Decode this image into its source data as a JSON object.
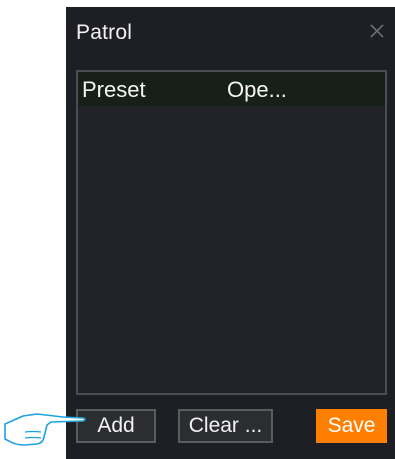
{
  "dialog": {
    "title": "Patrol",
    "close_icon": "close-icon"
  },
  "list": {
    "columns": [
      "Preset",
      "Ope..."
    ],
    "rows": []
  },
  "buttons": {
    "add": "Add",
    "clear": "Clear ...",
    "save": "Save"
  },
  "colors": {
    "dialog_bg": "#1e1f24",
    "header_bg": "#172018",
    "save_bg": "#ff7f00"
  },
  "pointer_icon": "pointing-hand-icon"
}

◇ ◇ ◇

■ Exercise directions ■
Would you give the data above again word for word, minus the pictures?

■ Answer box ■
Decode this image into its source data as a JSON object.
{
  "dialog": {
    "title": "Patrol",
    "close_icon": "close-icon"
  },
  "list": {
    "columns": [
      "Preset",
      "Ope..."
    ],
    "rows": []
  },
  "buttons": {
    "add": "Add",
    "clear": "Clear ...",
    "save": "Save"
  },
  "colors": {
    "dialog_bg": "#1e1f24",
    "header_bg": "#172018",
    "save_bg": "#ff7f00"
  },
  "pointer_icon": "pointing-hand-icon"
}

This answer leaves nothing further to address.